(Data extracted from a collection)
* * * *
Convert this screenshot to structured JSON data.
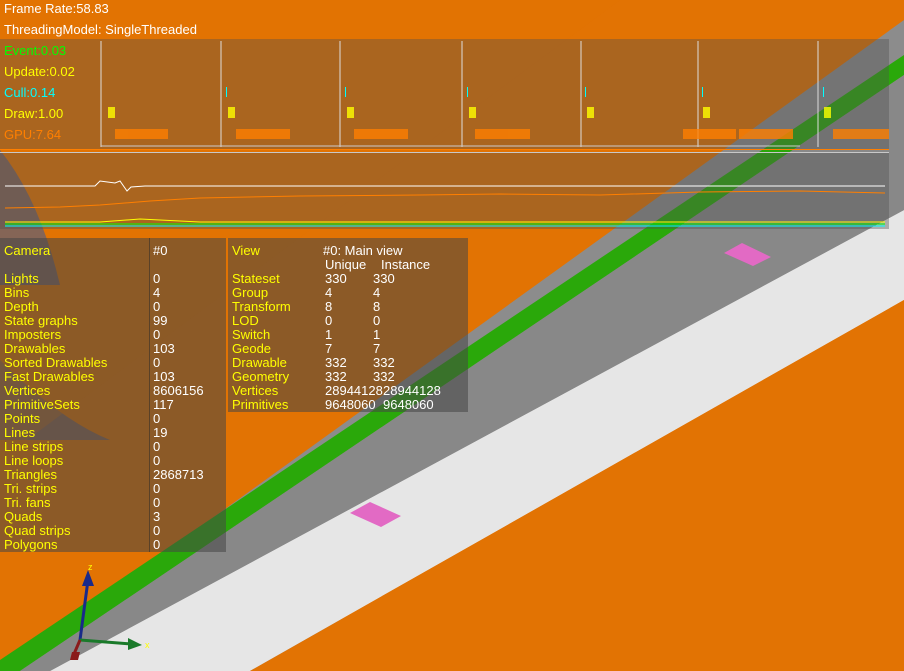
{
  "hud": {
    "frame_rate": "Frame Rate:58.83",
    "threading_model": "ThreadingModel: SingleThreaded"
  },
  "timing": {
    "event": "Event:0.03",
    "update": "Update:0.02",
    "cull": "Cull:0.14",
    "draw": "Draw:1.00",
    "gpu": "GPU:7.64"
  },
  "colors": {
    "background": "#e27303",
    "event": "#00ff00",
    "update": "#ffff00",
    "cull": "#00ffff",
    "draw": "#ffff00",
    "gpu": "#ff7f00",
    "road": "#e6e6e6",
    "stripe": "#2aa80a",
    "marker": "#e26ac4"
  },
  "camera_stats": {
    "header_label": "Camera",
    "header_value": "#0",
    "rows": [
      {
        "label": "Lights",
        "value": "0"
      },
      {
        "label": "Bins",
        "value": "4"
      },
      {
        "label": "Depth",
        "value": "0"
      },
      {
        "label": "State graphs",
        "value": "99"
      },
      {
        "label": "Imposters",
        "value": "0"
      },
      {
        "label": "Drawables",
        "value": "103"
      },
      {
        "label": "Sorted Drawables",
        "value": "0"
      },
      {
        "label": "Fast Drawables",
        "value": "103"
      },
      {
        "label": "Vertices",
        "value": "8606156"
      },
      {
        "label": "PrimitiveSets",
        "value": "117"
      },
      {
        "label": "Points",
        "value": "0"
      },
      {
        "label": "Lines",
        "value": "19"
      },
      {
        "label": "Line strips",
        "value": "0"
      },
      {
        "label": "Line loops",
        "value": "0"
      },
      {
        "label": "Triangles",
        "value": "2868713"
      },
      {
        "label": "Tri. strips",
        "value": "0"
      },
      {
        "label": "Tri. fans",
        "value": "0"
      },
      {
        "label": "Quads",
        "value": "3"
      },
      {
        "label": "Quad strips",
        "value": "0"
      },
      {
        "label": "Polygons",
        "value": "0"
      }
    ]
  },
  "view_stats": {
    "header_label": "View",
    "header_value": "#0: Main view",
    "col_unique": "Unique",
    "col_instance": "Instance",
    "rows": [
      {
        "label": "Stateset",
        "unique": "330",
        "instance": "330"
      },
      {
        "label": "Group",
        "unique": "4",
        "instance": "4"
      },
      {
        "label": "Transform",
        "unique": "8",
        "instance": "8"
      },
      {
        "label": "LOD",
        "unique": "0",
        "instance": "0"
      },
      {
        "label": "Switch",
        "unique": "1",
        "instance": "1"
      },
      {
        "label": "Geode",
        "unique": "7",
        "instance": "7"
      },
      {
        "label": "Drawable",
        "unique": "332",
        "instance": "332"
      },
      {
        "label": "Geometry",
        "unique": "332",
        "instance": "332"
      },
      {
        "label": "Vertices",
        "unique": "28944128",
        "instance": "28944128"
      },
      {
        "label": "Primitives",
        "unique": "9648060",
        "instance": "9648060"
      }
    ]
  },
  "axes": {
    "z_label": "z",
    "x_label": "x"
  }
}
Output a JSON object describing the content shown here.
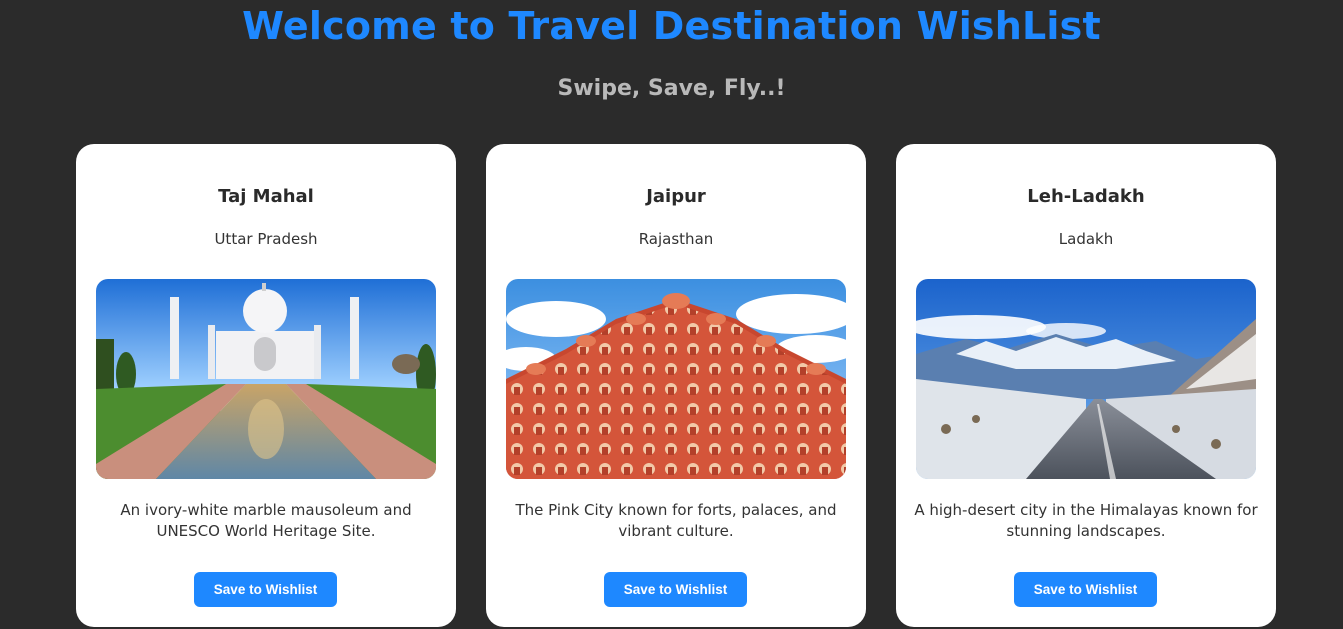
{
  "header": {
    "title": "Welcome to Travel Destination WishList",
    "subtitle": "Swipe, Save, Fly..!"
  },
  "cards": [
    {
      "name": "Taj Mahal",
      "state": "Uttar Pradesh",
      "description": "An ivory-white marble mausoleum and UNESCO World Heritage Site.",
      "button_label": "Save to Wishlist",
      "image_alt": "taj-mahal-photo"
    },
    {
      "name": "Jaipur",
      "state": "Rajasthan",
      "description": "The Pink City known for forts, palaces, and vibrant culture.",
      "button_label": "Save to Wishlist",
      "image_alt": "hawa-mahal-photo"
    },
    {
      "name": "Leh-Ladakh",
      "state": "Ladakh",
      "description": "A high-desert city in the Himalayas known for stunning landscapes.",
      "button_label": "Save to Wishlist",
      "image_alt": "ladakh-road-photo"
    }
  ],
  "colors": {
    "accent": "#1e88ff",
    "background": "#2b2b2b",
    "card": "#ffffff"
  }
}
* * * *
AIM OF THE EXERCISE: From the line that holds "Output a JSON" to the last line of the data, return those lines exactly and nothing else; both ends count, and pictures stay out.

TASK SOLUTION:
Output a JSON object describing the content shown here.
{
  "header": {
    "title": "Welcome to Travel Destination WishList",
    "subtitle": "Swipe, Save, Fly..!"
  },
  "cards": [
    {
      "name": "Taj Mahal",
      "state": "Uttar Pradesh",
      "description": "An ivory-white marble mausoleum and UNESCO World Heritage Site.",
      "button_label": "Save to Wishlist",
      "image_alt": "taj-mahal-photo"
    },
    {
      "name": "Jaipur",
      "state": "Rajasthan",
      "description": "The Pink City known for forts, palaces, and vibrant culture.",
      "button_label": "Save to Wishlist",
      "image_alt": "hawa-mahal-photo"
    },
    {
      "name": "Leh-Ladakh",
      "state": "Ladakh",
      "description": "A high-desert city in the Himalayas known for stunning landscapes.",
      "button_label": "Save to Wishlist",
      "image_alt": "ladakh-road-photo"
    }
  ],
  "colors": {
    "accent": "#1e88ff",
    "background": "#2b2b2b",
    "card": "#ffffff"
  }
}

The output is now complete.